**WHAT TO WORK ON:** Your result should be the lines holding the word "title", copied from the entries below.

(Entries from a dataset of interfaces)
-- Opening Marker --

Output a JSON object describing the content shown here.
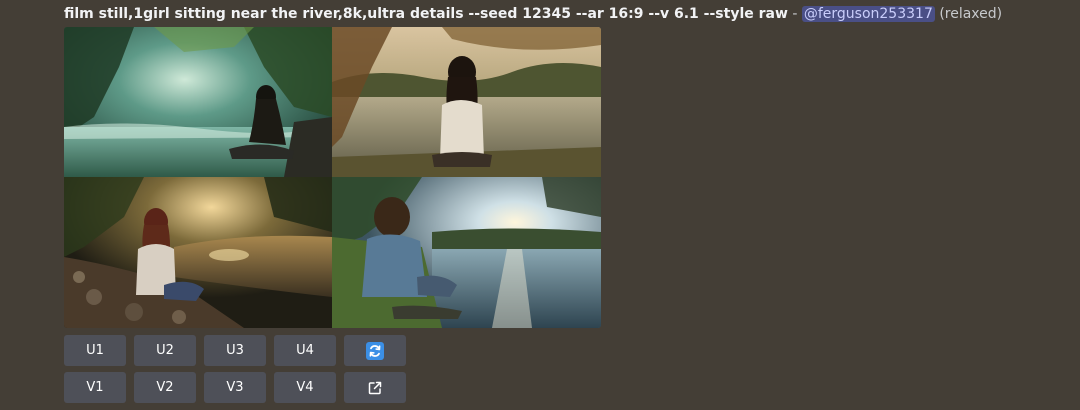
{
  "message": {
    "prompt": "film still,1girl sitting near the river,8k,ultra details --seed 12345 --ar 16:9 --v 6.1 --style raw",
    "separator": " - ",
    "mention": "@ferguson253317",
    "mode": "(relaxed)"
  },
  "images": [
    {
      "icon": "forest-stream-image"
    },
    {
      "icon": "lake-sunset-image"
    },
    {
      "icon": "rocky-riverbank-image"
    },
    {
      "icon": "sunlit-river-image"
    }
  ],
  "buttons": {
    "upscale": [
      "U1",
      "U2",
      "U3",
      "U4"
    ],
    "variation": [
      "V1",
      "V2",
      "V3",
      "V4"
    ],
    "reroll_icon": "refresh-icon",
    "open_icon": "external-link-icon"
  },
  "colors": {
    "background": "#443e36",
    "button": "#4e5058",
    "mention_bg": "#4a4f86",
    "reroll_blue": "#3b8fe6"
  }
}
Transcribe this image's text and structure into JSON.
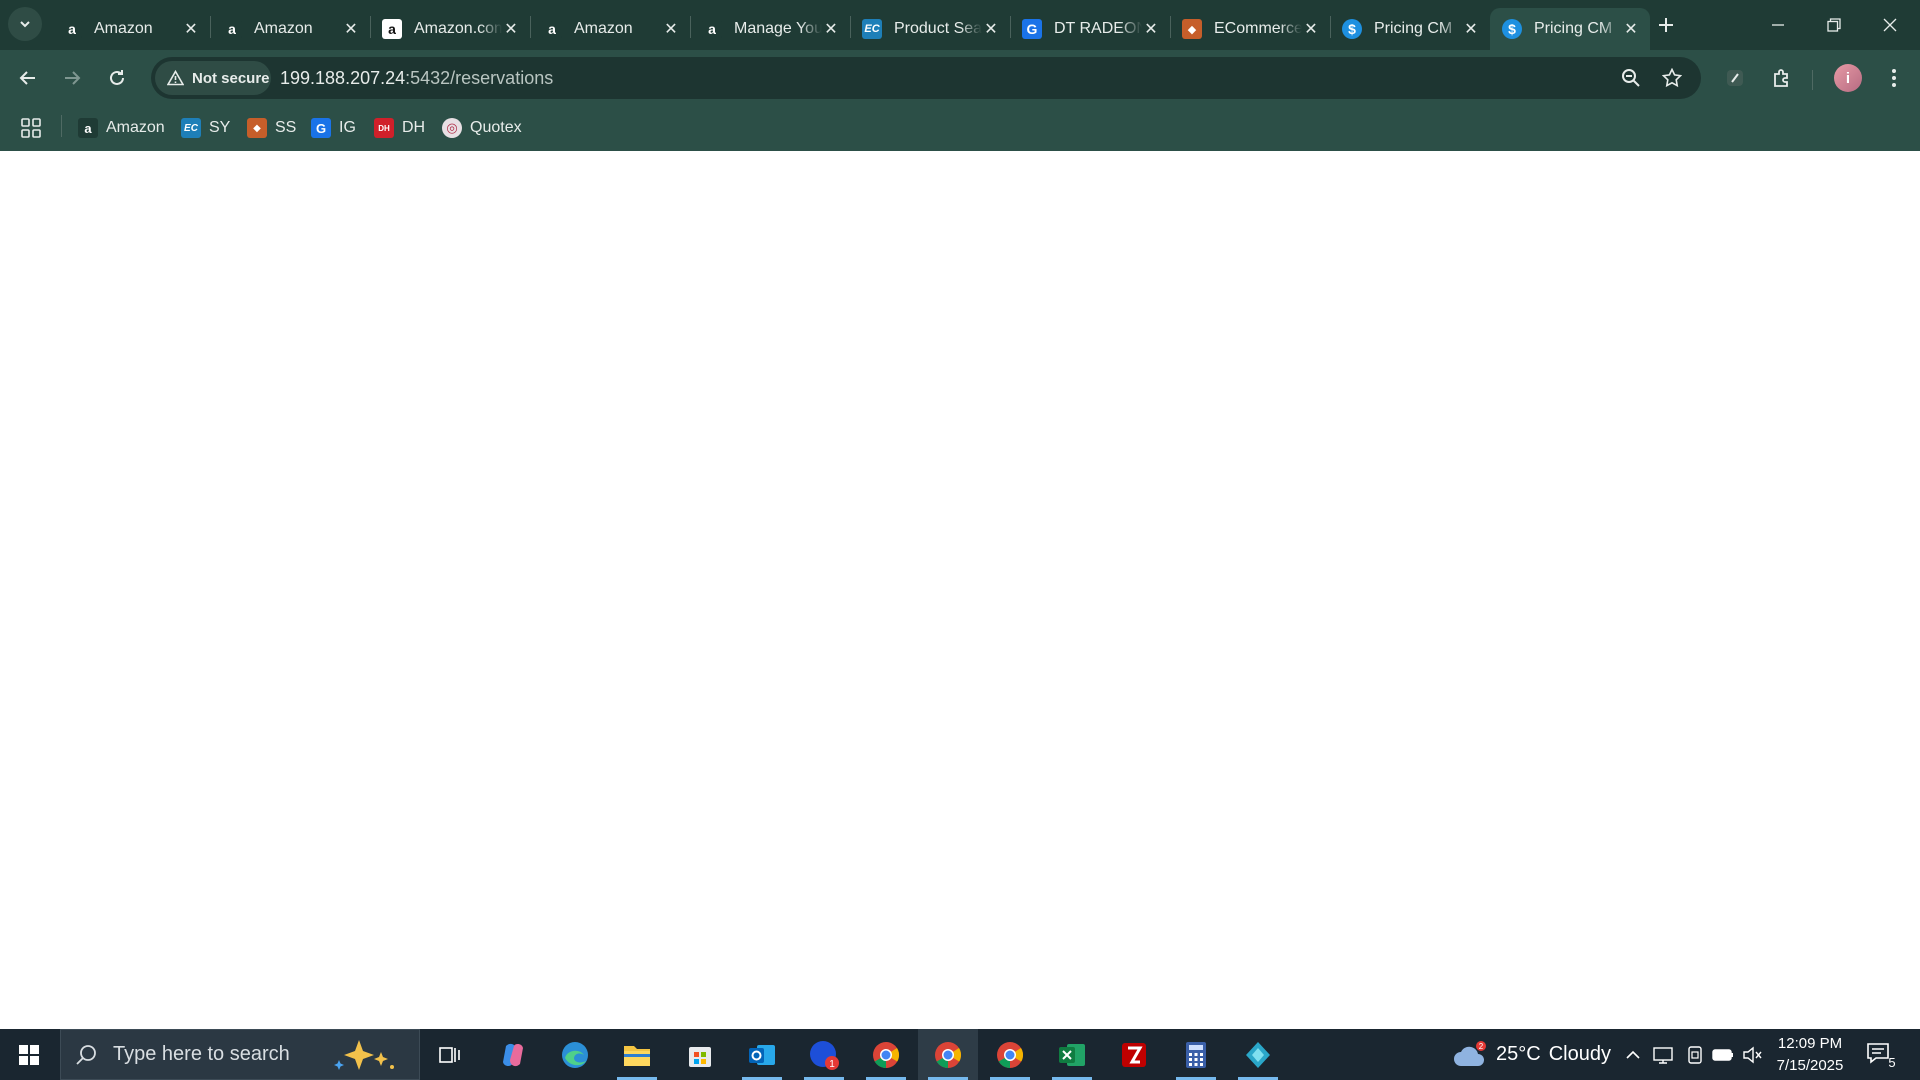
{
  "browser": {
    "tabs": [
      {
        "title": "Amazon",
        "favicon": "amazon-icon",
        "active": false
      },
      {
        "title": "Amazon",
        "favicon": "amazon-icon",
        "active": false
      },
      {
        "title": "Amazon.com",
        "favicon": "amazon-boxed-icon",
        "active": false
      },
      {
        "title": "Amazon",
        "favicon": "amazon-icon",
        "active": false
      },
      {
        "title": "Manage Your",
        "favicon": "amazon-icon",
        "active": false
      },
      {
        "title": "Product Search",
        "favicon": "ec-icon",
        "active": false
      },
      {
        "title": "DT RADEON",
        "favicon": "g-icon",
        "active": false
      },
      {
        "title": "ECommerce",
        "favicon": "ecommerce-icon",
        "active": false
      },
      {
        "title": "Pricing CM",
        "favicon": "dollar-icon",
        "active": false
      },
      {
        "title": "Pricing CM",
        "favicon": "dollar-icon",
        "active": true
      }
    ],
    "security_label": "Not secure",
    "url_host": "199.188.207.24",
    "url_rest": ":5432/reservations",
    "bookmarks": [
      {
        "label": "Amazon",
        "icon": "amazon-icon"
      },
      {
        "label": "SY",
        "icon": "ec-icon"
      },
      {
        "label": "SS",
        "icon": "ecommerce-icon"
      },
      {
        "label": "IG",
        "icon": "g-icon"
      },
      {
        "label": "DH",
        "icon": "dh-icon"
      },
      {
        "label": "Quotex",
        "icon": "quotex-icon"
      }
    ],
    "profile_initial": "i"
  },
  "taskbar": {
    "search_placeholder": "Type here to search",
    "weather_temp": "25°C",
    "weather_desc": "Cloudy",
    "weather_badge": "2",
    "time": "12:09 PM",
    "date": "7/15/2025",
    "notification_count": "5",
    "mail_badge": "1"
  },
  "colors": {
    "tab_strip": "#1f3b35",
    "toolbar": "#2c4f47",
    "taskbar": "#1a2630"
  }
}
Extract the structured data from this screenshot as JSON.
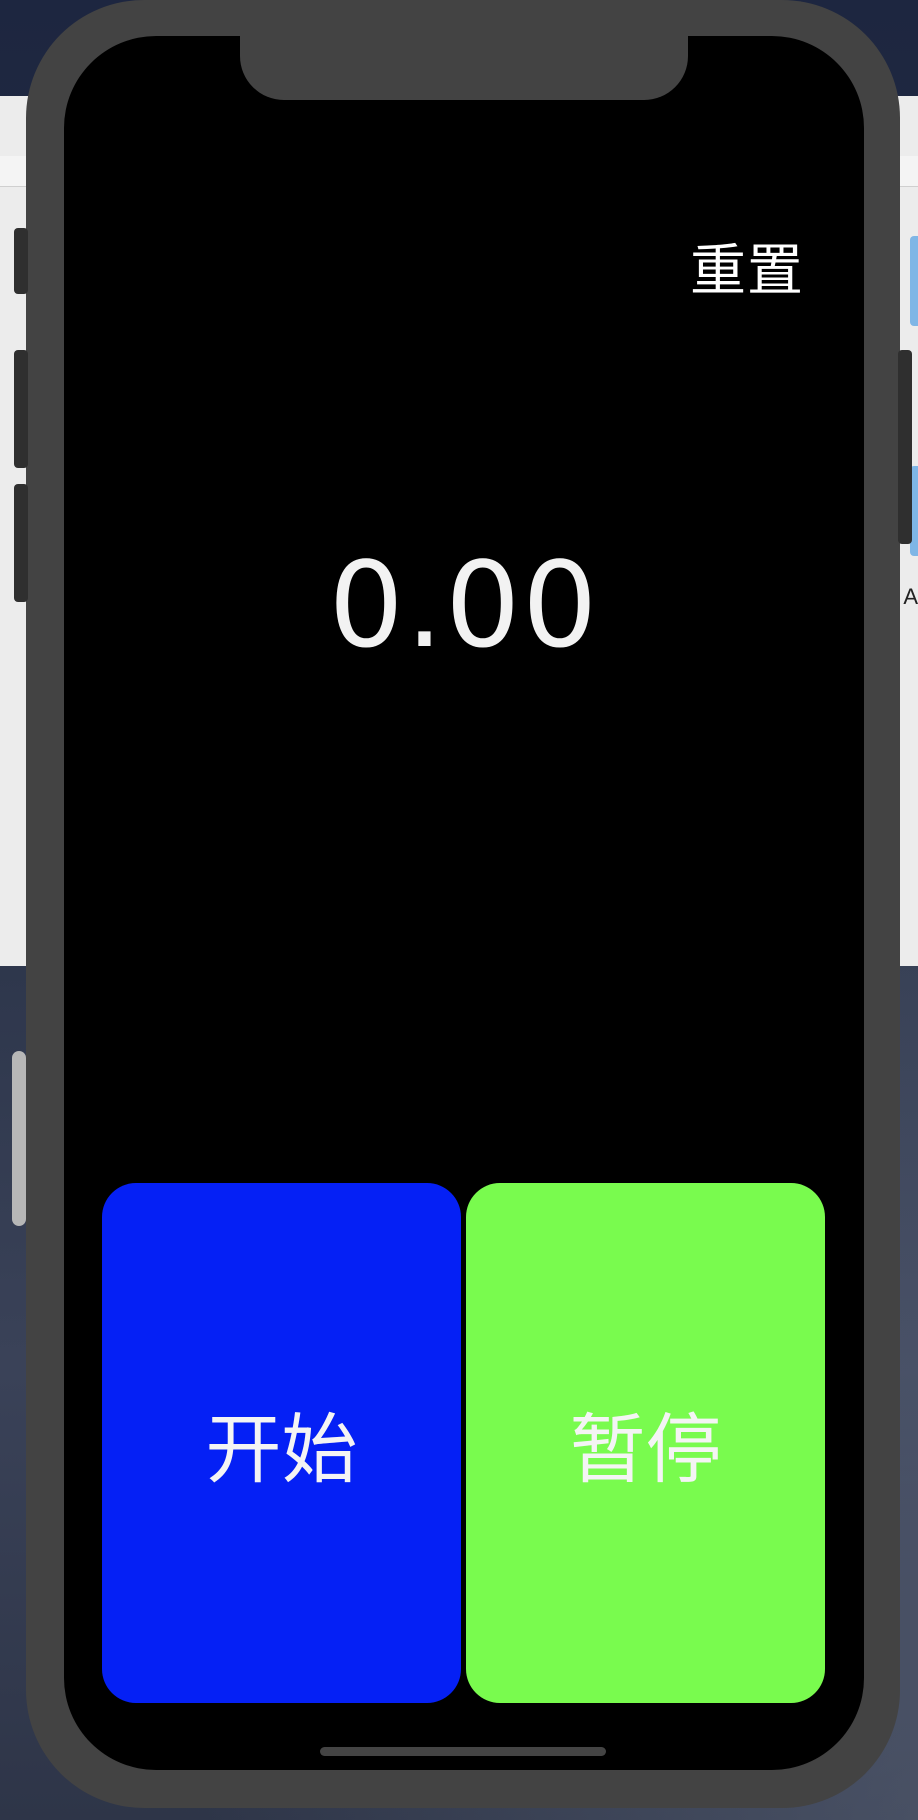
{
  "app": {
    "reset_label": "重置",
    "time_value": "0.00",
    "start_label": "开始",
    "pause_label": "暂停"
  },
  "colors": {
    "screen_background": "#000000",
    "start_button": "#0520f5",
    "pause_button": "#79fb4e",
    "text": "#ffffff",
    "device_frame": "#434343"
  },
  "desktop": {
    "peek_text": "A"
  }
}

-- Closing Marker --

**TASK ANSWER:**
        "title": "Amazon",
        "title": "Amazon",
        "title": "Amazon.com",
        "title": "Amazon",
        "title": "Manage Your",
        "title": "Product Search",
        "title": "DT RADEON",
        "title": "ECommerce",
        "title": "Pricing CM",
        "title": "Pricing CM",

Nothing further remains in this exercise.